"Even the best team, without a sound plan, can't score." - Woody Hayes
Remember the old westerns where the wagon train is passing through the canyon and the wagonmaster catches a glimpse of some motion up on the canyon's rim? The camera pans closer and we see thousands of Indians moving slowly, methodically along with the entourage. The music builds. The pioneers start to get nervous, anxious. A confrontation is near. It's time to circle the wagons and figure out a strategy.
This Old West scene could be used to characterize an impending confrontation in the hog industry. All indicators on the horizon are telling us we'll likely hit an annual production of 100,000,000 hogs for the first time by the close of 1998.
If this year's production levels don't make you nervous, perhaps the expansion plans batted around during World Pork Expo will. Veteran economists and hog market prognosticators are predicting upwards of 135 million market hogs when this century turns to the next. No need for a musical crescendo to announce this confrontation - but a circling of wagons and a strategic planning session would be well founded.
Environmental regulations and low hog prices could curb some of these expansion plans, sure. But don't be fooled; we're in for record levels of pork the next couple of years - even if expansion plans are tempered.
At the high end of the projections, we need to find a home for 15-20% of that production beyond our domestic boundaries.
Circle the wagons boys (and girls), we need a plan!
Industry leaders are well aware of these projections and, I'm sure, are making plans accordingly.
What's Your Strategy? The plan that needs attention most is yours. What strategy will you adopt to get through this probable price downturn? Now is an excellent time to do an honest appraisal of the strengths and weaknesses of your staff, your management, your production facilities. Where are the opportunities for fine-tuning?
Should you slow production, decrease stocking density, alter production levels to tackle a remodeling project? In this period, redirecting the production staff's energies to updating your facilities could offer greater, long-term payback potential than trying to improve lowly heritable reproductive levels, for example.
Can you take advantage of low-interest rates to update production facilities? Is it a good time to update genetics, reposition your production for a specific market, seek out a cooperative arrangement with other producers facing the same struggles?
As history attests, those who are best prepared stand the best chance of success. Woody Hayes may have said it best: "Even the best team, without a sound plan, can't score."
So what are you going to do to position your hog enterprise for several months of minimum, possibly no, profits?
Prioritize First, don't panic. Gather together the best advisors you can find. Second, prioritize. Put together a program to cover all or a significant portion of your feed needs. Don't confuse that with "buying" all of your feed needs. The corn and soybean crops look very good, to date. Develop a feed-buying strategy that fits current circumstances. The 1999 crop year may be a whole different ballgame. Be prepared to make adjustments as opportunities dictate.

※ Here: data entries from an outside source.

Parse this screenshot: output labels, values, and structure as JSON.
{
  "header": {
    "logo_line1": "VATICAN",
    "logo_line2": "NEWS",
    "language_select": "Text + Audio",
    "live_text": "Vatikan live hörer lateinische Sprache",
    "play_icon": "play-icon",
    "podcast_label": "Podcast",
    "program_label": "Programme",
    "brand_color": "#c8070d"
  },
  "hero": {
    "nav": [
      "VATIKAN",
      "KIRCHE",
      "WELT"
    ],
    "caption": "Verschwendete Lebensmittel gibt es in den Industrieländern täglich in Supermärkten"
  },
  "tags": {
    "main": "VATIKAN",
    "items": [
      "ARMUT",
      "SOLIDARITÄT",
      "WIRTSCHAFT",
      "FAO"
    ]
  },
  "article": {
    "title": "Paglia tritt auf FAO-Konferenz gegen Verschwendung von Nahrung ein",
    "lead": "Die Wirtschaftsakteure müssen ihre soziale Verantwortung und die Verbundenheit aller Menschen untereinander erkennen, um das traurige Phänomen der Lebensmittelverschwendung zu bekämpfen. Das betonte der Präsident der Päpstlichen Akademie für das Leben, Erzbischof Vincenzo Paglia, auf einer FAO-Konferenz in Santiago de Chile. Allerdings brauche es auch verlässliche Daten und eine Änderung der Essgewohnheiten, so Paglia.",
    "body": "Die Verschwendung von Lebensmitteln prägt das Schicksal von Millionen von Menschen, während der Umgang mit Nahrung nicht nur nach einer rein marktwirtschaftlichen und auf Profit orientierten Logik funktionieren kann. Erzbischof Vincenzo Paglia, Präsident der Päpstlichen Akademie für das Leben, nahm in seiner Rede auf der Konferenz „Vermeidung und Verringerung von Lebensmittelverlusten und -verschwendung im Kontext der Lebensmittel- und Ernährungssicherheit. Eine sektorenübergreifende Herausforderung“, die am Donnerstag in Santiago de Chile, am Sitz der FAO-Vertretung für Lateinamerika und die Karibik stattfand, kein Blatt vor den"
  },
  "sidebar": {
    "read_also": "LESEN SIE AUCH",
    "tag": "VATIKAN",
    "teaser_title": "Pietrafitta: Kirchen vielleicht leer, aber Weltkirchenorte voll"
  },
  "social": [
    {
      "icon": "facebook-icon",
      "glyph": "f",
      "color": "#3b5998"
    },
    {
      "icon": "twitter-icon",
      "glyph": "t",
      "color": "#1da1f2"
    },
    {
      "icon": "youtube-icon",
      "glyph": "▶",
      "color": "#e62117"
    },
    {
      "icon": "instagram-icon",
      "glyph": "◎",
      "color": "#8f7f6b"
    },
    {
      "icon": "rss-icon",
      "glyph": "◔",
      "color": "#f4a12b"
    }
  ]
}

With feed costs notching out about two-thirds of your cost of production, it should be a high priority.
Record numbers of hogs make your marketing plan more important than ever, too. That doesn't mean you have to sign a packer contract. It does mean you'd better make sure you have a place to sell your hogs. Marketing services/specialists can help build a sensible program. Leaving your marketing program to chance is never a good idea, but it's a particularly unwise strategy for the next couple of years.
Surround yourself with people who understand the hog business, people you trust. Some may have a vested interest in your success - your lender, your feeder dealer, your hog buyer.
"Plans" Can Be Changed Review your short-term and long-range plans. Remember, they are exactly that, "plans." They are not cast in stone. If your plan needs revision, do it. Now is not the time for lollygagging. You'll feel better because you're taking positive action, and so will your business associates.
"We're a victim of our own success," warns veteran pig price prognosticator Glenn Grimes. Hog profits over the years have placed the industry in the enviable position of being the most profitable segment of agriculture. That alone drew more capital to the industry, spawning steady growth. Growth fuels competition. Competition often pushes the envelope for improved efficiency, greater productivity. The result of all of the above - more hogs!
Like I said: Circle the wagons and put a plan together. This battle could be a little rougher and longer than previous encounters - but those with a good plan will emerge the victors.
The wisdom in an English proverb fits nicely here: "Hope for the best, but prepare for the worst." Good luck with your plan.